[Records excerpted from a collection]
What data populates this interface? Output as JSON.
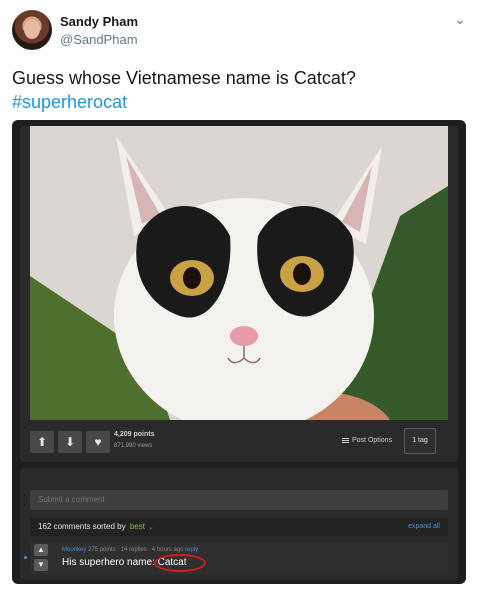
{
  "user": {
    "name": "Sandy Pham",
    "handle": "@SandPham"
  },
  "tweet": {
    "text": "Guess whose Vietnamese name is Catcat?",
    "hashtag": "#superherocat"
  },
  "post": {
    "points": "4,209 points",
    "views": "871,990 views",
    "options_label": "Post Options",
    "tag_label": "1 tag"
  },
  "comments": {
    "input_placeholder": "Submit a comment",
    "count_text": "162 comments sorted by",
    "sort_value": "best",
    "expand_label": "expand all"
  },
  "comment": {
    "user": "Moonkey",
    "points": "275 points",
    "replies": "14 replies",
    "time": "4 hours ago",
    "reply": "reply",
    "text": "His superhero name: Catcat"
  },
  "colors": {
    "hashtag": "#1b95e0",
    "highlight_circle": "#d21e1e",
    "sort_best": "#8fbd3a"
  },
  "icons": [
    "chevron-down-icon",
    "arrow-up-icon",
    "arrow-down-icon",
    "heart-icon",
    "options-icon"
  ]
}
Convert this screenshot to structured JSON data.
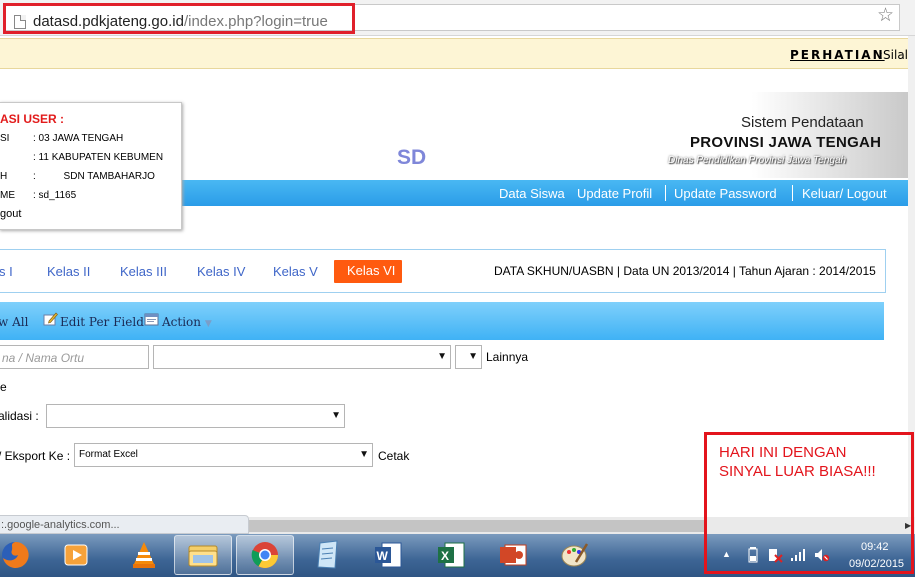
{
  "browser": {
    "url_domain": "datasd.pdkjateng.go.id",
    "url_path": "/index.php?login=true"
  },
  "notice": {
    "label": "PERHATIAN",
    "text": ":Silal"
  },
  "header": {
    "title": "Sistem Pendataan",
    "province": "PROVINSI JAWA TENGAH",
    "department": "Dinas Pendidikan Provinsi Jawa Tengah",
    "logo": "SD"
  },
  "user_info": {
    "title": "ASI USER :",
    "rows": [
      {
        "key": "SI",
        "value": ": 03 JAWA TENGAH"
      },
      {
        "key": "",
        "value": ": 11 KABUPATEN KEBUMEN"
      },
      {
        "key": "H",
        "value": ":          SDN TAMBAHARJO"
      },
      {
        "key": "ME",
        "value": ": sd_1165"
      }
    ],
    "logout": "gout"
  },
  "nav": {
    "links": [
      "Data Siswa",
      "Update Profil",
      "Update Password",
      "Keluar/ Logout"
    ]
  },
  "tabs": {
    "items": [
      "s I",
      "Kelas II",
      "Kelas III",
      "Kelas IV",
      "Kelas V",
      "Kelas VI"
    ],
    "active": "Kelas VI",
    "data_info": "DATA SKHUN/UASBN | Data UN 2013/2014 | Tahun Ajaran : 2014/2015"
  },
  "toolbar": {
    "view_all": "w All",
    "edit_per_field": "Edit Per Field",
    "action": "Action"
  },
  "form": {
    "search_placeholder": "na / Nama Ortu",
    "lainnya": "Lainnya",
    "e_label": "e",
    "validasi_label": "alidasi :",
    "eksport_label": "/ Eksport Ke :",
    "format_value": "Format Excel",
    "cetak": "Cetak"
  },
  "status_text": ":.google-analytics.com...",
  "annotation": {
    "line1": "HARI INI DENGAN",
    "line2": "SINYAL LUAR BIASA!!!"
  },
  "tray": {
    "time": "09:42",
    "date": "09/02/2015"
  },
  "colors": {
    "nav_blue": "#2a9ce8",
    "active_tab": "#ff5a0f",
    "annotation_red": "#e3141c"
  }
}
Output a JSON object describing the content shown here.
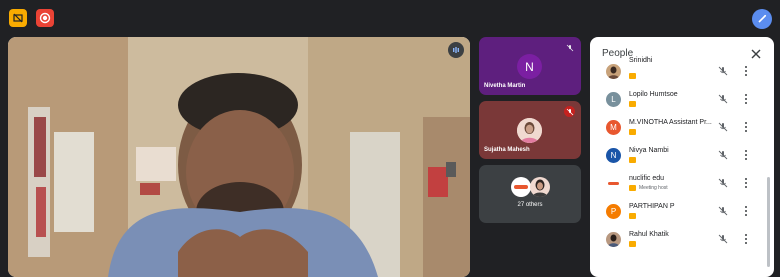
{
  "colors": {
    "accent": "#8ab4f8",
    "present": "#f9ab00",
    "record": "#ea4335"
  },
  "topbar": {
    "present_icon": "present-icon",
    "record_icon": "record-icon",
    "annotate_icon": "pen-icon"
  },
  "main": {
    "speaking_icon": "audio-level-icon"
  },
  "tiles": [
    {
      "name": "Nivetha Martin",
      "initial": "N",
      "muted": true
    },
    {
      "name": "Sujatha Mahesh",
      "muted": true
    },
    {
      "label": "27 others"
    }
  ],
  "panel": {
    "title": "People",
    "people": [
      {
        "name": "Srinidhi",
        "initial": "",
        "type": "photo"
      },
      {
        "name": "Lopilo Humtsoe",
        "initial": "L",
        "color": "#78909c"
      },
      {
        "name": "M.VINOTHA Assistant Pr...",
        "initial": "M",
        "color": "#e8572f"
      },
      {
        "name": "Nivya Nambi",
        "initial": "N",
        "color": "#1a55a8"
      },
      {
        "name": "nuclific edu",
        "initial": "",
        "color": "#ffffff",
        "sub": "Meeting host"
      },
      {
        "name": "PARTHIPAN P",
        "initial": "P",
        "color": "#f57c00"
      },
      {
        "name": "Rahul Khatik",
        "initial": "",
        "type": "photo"
      }
    ]
  }
}
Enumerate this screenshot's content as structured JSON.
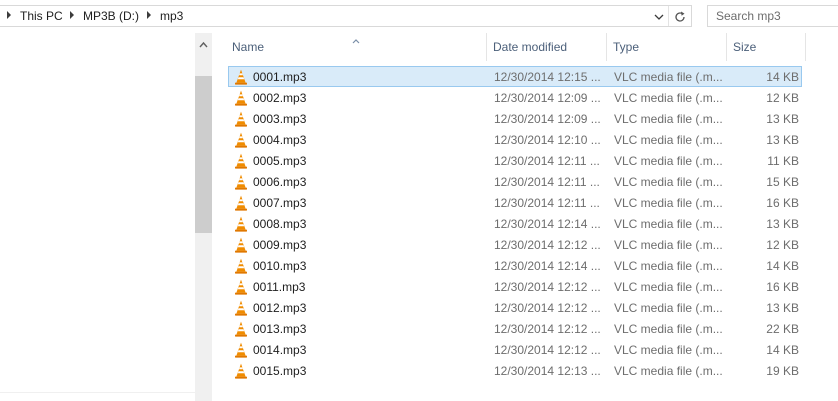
{
  "breadcrumb": {
    "items": [
      "This PC",
      "MP3B (D:)",
      "mp3"
    ]
  },
  "search": {
    "placeholder": "Search mp3"
  },
  "columns": {
    "name": "Name",
    "date_modified": "Date modified",
    "type": "Type",
    "size": "Size"
  },
  "sort": {
    "column": "Name",
    "direction": "ascending"
  },
  "icons": {
    "file": "vlc-cone-icon",
    "refresh": "refresh-icon",
    "dropdown": "chevron-down-icon",
    "scroll_up": "chevron-up-icon",
    "crumb_separator": "chevron-right-icon"
  },
  "colors": {
    "selection_fill": "#d9ebf9",
    "selection_border": "#99c9ef",
    "header_text": "#4c607a",
    "secondary_text": "#6d6d6d",
    "vlc_orange": "#f08c00"
  },
  "files": [
    {
      "name": "0001.mp3",
      "date": "12/30/2014 12:15 ...",
      "type": "VLC media file (.m...",
      "size": "14 KB",
      "selected": true
    },
    {
      "name": "0002.mp3",
      "date": "12/30/2014 12:09 ...",
      "type": "VLC media file (.m...",
      "size": "12 KB",
      "selected": false
    },
    {
      "name": "0003.mp3",
      "date": "12/30/2014 12:09 ...",
      "type": "VLC media file (.m...",
      "size": "13 KB",
      "selected": false
    },
    {
      "name": "0004.mp3",
      "date": "12/30/2014 12:10 ...",
      "type": "VLC media file (.m...",
      "size": "13 KB",
      "selected": false
    },
    {
      "name": "0005.mp3",
      "date": "12/30/2014 12:11 ...",
      "type": "VLC media file (.m...",
      "size": "11 KB",
      "selected": false
    },
    {
      "name": "0006.mp3",
      "date": "12/30/2014 12:11 ...",
      "type": "VLC media file (.m...",
      "size": "15 KB",
      "selected": false
    },
    {
      "name": "0007.mp3",
      "date": "12/30/2014 12:11 ...",
      "type": "VLC media file (.m...",
      "size": "16 KB",
      "selected": false
    },
    {
      "name": "0008.mp3",
      "date": "12/30/2014 12:14 ...",
      "type": "VLC media file (.m...",
      "size": "13 KB",
      "selected": false
    },
    {
      "name": "0009.mp3",
      "date": "12/30/2014 12:12 ...",
      "type": "VLC media file (.m...",
      "size": "12 KB",
      "selected": false
    },
    {
      "name": "0010.mp3",
      "date": "12/30/2014 12:14 ...",
      "type": "VLC media file (.m...",
      "size": "14 KB",
      "selected": false
    },
    {
      "name": "0011.mp3",
      "date": "12/30/2014 12:12 ...",
      "type": "VLC media file (.m...",
      "size": "16 KB",
      "selected": false
    },
    {
      "name": "0012.mp3",
      "date": "12/30/2014 12:12 ...",
      "type": "VLC media file (.m...",
      "size": "13 KB",
      "selected": false
    },
    {
      "name": "0013.mp3",
      "date": "12/30/2014 12:12 ...",
      "type": "VLC media file (.m...",
      "size": "22 KB",
      "selected": false
    },
    {
      "name": "0014.mp3",
      "date": "12/30/2014 12:12 ...",
      "type": "VLC media file (.m...",
      "size": "14 KB",
      "selected": false
    },
    {
      "name": "0015.mp3",
      "date": "12/30/2014 12:13 ...",
      "type": "VLC media file (.m...",
      "size": "19 KB",
      "selected": false
    }
  ]
}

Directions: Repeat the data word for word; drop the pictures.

Exercise response:
What data populates this interface? Output as JSON.
{
  "user": {
    "name": "Sandy Pham",
    "handle": "@SandPham"
  },
  "tweet": {
    "text": "Guess whose Vietnamese name is Catcat?",
    "hashtag": "#superherocat"
  },
  "post": {
    "points": "4,209 points",
    "views": "871,990 views",
    "options_label": "Post Options",
    "tag_label": "1 tag"
  },
  "comments": {
    "input_placeholder": "Submit a comment",
    "count_text": "162 comments sorted by",
    "sort_value": "best",
    "expand_label": "expand all"
  },
  "comment": {
    "user": "Moonkey",
    "points": "275 points",
    "replies": "14 replies",
    "time": "4 hours ago",
    "reply": "reply",
    "text": "His superhero name: Catcat"
  },
  "colors": {
    "hashtag": "#1b95e0",
    "highlight_circle": "#d21e1e",
    "sort_best": "#8fbd3a"
  },
  "icons": [
    "chevron-down-icon",
    "arrow-up-icon",
    "arrow-down-icon",
    "heart-icon",
    "options-icon"
  ]
}
Convert this screenshot to structured JSON data.
{
  "browser": {
    "url_domain": "datasd.pdkjateng.go.id",
    "url_path": "/index.php?login=true"
  },
  "notice": {
    "label": "PERHATIAN",
    "text": ":Silal"
  },
  "header": {
    "title": "Sistem Pendataan",
    "province": "PROVINSI JAWA TENGAH",
    "department": "Dinas Pendidikan Provinsi Jawa Tengah",
    "logo": "SD"
  },
  "user_info": {
    "title": "ASI USER :",
    "rows": [
      {
        "key": "SI",
        "value": ": 03 JAWA TENGAH"
      },
      {
        "key": "",
        "value": ": 11 KABUPATEN KEBUMEN"
      },
      {
        "key": "H",
        "value": ":          SDN TAMBAHARJO"
      },
      {
        "key": "ME",
        "value": ": sd_1165"
      }
    ],
    "logout": "gout"
  },
  "nav": {
    "links": [
      "Data Siswa",
      "Update Profil",
      "Update Password",
      "Keluar/ Logout"
    ]
  },
  "tabs": {
    "items": [
      "s I",
      "Kelas II",
      "Kelas III",
      "Kelas IV",
      "Kelas V",
      "Kelas VI"
    ],
    "active": "Kelas VI",
    "data_info": "DATA SKHUN/UASBN | Data UN 2013/2014 | Tahun Ajaran : 2014/2015"
  },
  "toolbar": {
    "view_all": "w All",
    "edit_per_field": "Edit Per Field",
    "action": "Action"
  },
  "form": {
    "search_placeholder": "na / Nama Ortu",
    "lainnya": "Lainnya",
    "e_label": "e",
    "validasi_label": "alidasi :",
    "eksport_label": "/ Eksport Ke :",
    "format_value": "Format Excel",
    "cetak": "Cetak"
  },
  "status_text": ":.google-analytics.com...",
  "annotation": {
    "line1": "HARI INI DENGAN",
    "line2": "SINYAL LUAR BIASA!!!"
  },
  "tray": {
    "time": "09:42",
    "date": "09/02/2015"
  },
  "colors": {
    "nav_blue": "#2a9ce8",
    "active_tab": "#ff5a0f",
    "annotation_red": "#e3141c"
  }
}
Output a JSON object describing the content shown here.
{
  "colors": {
    "accent": "#8ab4f8",
    "present": "#f9ab00",
    "record": "#ea4335"
  },
  "topbar": {
    "present_icon": "present-icon",
    "record_icon": "record-icon",
    "annotate_icon": "pen-icon"
  },
  "main": {
    "speaking_icon": "audio-level-icon"
  },
  "tiles": [
    {
      "name": "Nivetha Martin",
      "initial": "N",
      "muted": true
    },
    {
      "name": "Sujatha Mahesh",
      "muted": true
    },
    {
      "label": "27 others"
    }
  ],
  "panel": {
    "title": "People",
    "people": [
      {
        "name": "Srinidhi",
        "initial": "",
        "type": "photo"
      },
      {
        "name": "Lopilo Humtsoe",
        "initial": "L",
        "color": "#78909c"
      },
      {
        "name": "M.VINOTHA Assistant Pr...",
        "initial": "M",
        "color": "#e8572f"
      },
      {
        "name": "Nivya Nambi",
        "initial": "N",
        "color": "#1a55a8"
      },
      {
        "name": "nuclific edu",
        "initial": "",
        "color": "#ffffff",
        "sub": "Meeting host"
      },
      {
        "name": "PARTHIPAN P",
        "initial": "P",
        "color": "#f57c00"
      },
      {
        "name": "Rahul Khatik",
        "initial": "",
        "type": "photo"
      }
    ]
  }
}
Enumerate this screenshot's content as structured JSON.
{
  "breadcrumb": {
    "items": [
      "This PC",
      "MP3B (D:)",
      "mp3"
    ]
  },
  "search": {
    "placeholder": "Search mp3"
  },
  "columns": {
    "name": "Name",
    "date_modified": "Date modified",
    "type": "Type",
    "size": "Size"
  },
  "sort": {
    "column": "Name",
    "direction": "ascending"
  },
  "icons": {
    "file": "vlc-cone-icon",
    "refresh": "refresh-icon",
    "dropdown": "chevron-down-icon",
    "scroll_up": "chevron-up-icon",
    "crumb_separator": "chevron-right-icon"
  },
  "colors": {
    "selection_fill": "#d9ebf9",
    "selection_border": "#99c9ef",
    "header_text": "#4c607a",
    "secondary_text": "#6d6d6d",
    "vlc_orange": "#f08c00"
  },
  "files": [
    {
      "name": "0001.mp3",
      "date": "12/30/2014 12:15 ...",
      "type": "VLC media file (.m...",
      "size": "14 KB",
      "selected": true
    },
    {
      "name": "0002.mp3",
      "date": "12/30/2014 12:09 ...",
      "type": "VLC media file (.m...",
      "size": "12 KB",
      "selected": false
    },
    {
      "name": "0003.mp3",
      "date": "12/30/2014 12:09 ...",
      "type": "VLC media file (.m...",
      "size": "13 KB",
      "selected": false
    },
    {
      "name": "0004.mp3",
      "date": "12/30/2014 12:10 ...",
      "type": "VLC media file (.m...",
      "size": "13 KB",
      "selected": false
    },
    {
      "name": "0005.mp3",
      "date": "12/30/2014 12:11 ...",
      "type": "VLC media file (.m...",
      "size": "11 KB",
      "selected": false
    },
    {
      "name": "0006.mp3",
      "date": "12/30/2014 12:11 ...",
      "type": "VLC media file (.m...",
      "size": "15 KB",
      "selected": false
    },
    {
      "name": "0007.mp3",
      "date": "12/30/2014 12:11 ...",
      "type": "VLC media file (.m...",
      "size": "16 KB",
      "selected": false
    },
    {
      "name": "0008.mp3",
      "date": "12/30/2014 12:14 ...",
      "type": "VLC media file (.m...",
      "size": "13 KB",
      "selected": false
    },
    {
      "name": "0009.mp3",
      "date": "12/30/2014 12:12 ...",
      "type": "VLC media file (.m...",
      "size": "12 KB",
      "selected": false
    },
    {
      "name": "0010.mp3",
      "date": "12/30/2014 12:14 ...",
      "type": "VLC media file (.m...",
      "size": "14 KB",
      "selected": false
    },
    {
      "name": "0011.mp3",
      "date": "12/30/2014 12:12 ...",
      "type": "VLC media file (.m...",
      "size": "16 KB",
      "selected": false
    },
    {
      "name": "0012.mp3",
      "date": "12/30/2014 12:12 ...",
      "type": "VLC media file (.m...",
      "size": "13 KB",
      "selected": false
    },
    {
      "name": "0013.mp3",
      "date": "12/30/2014 12:12 ...",
      "type": "VLC media file (.m...",
      "size": "22 KB",
      "selected": false
    },
    {
      "name": "0014.mp3",
      "date": "12/30/2014 12:12 ...",
      "type": "VLC media file (.m...",
      "size": "14 KB",
      "selected": false
    },
    {
      "name": "0015.mp3",
      "date": "12/30/2014 12:13 ...",
      "type": "VLC media file (.m...",
      "size": "19 KB",
      "selected": false
    }
  ]
}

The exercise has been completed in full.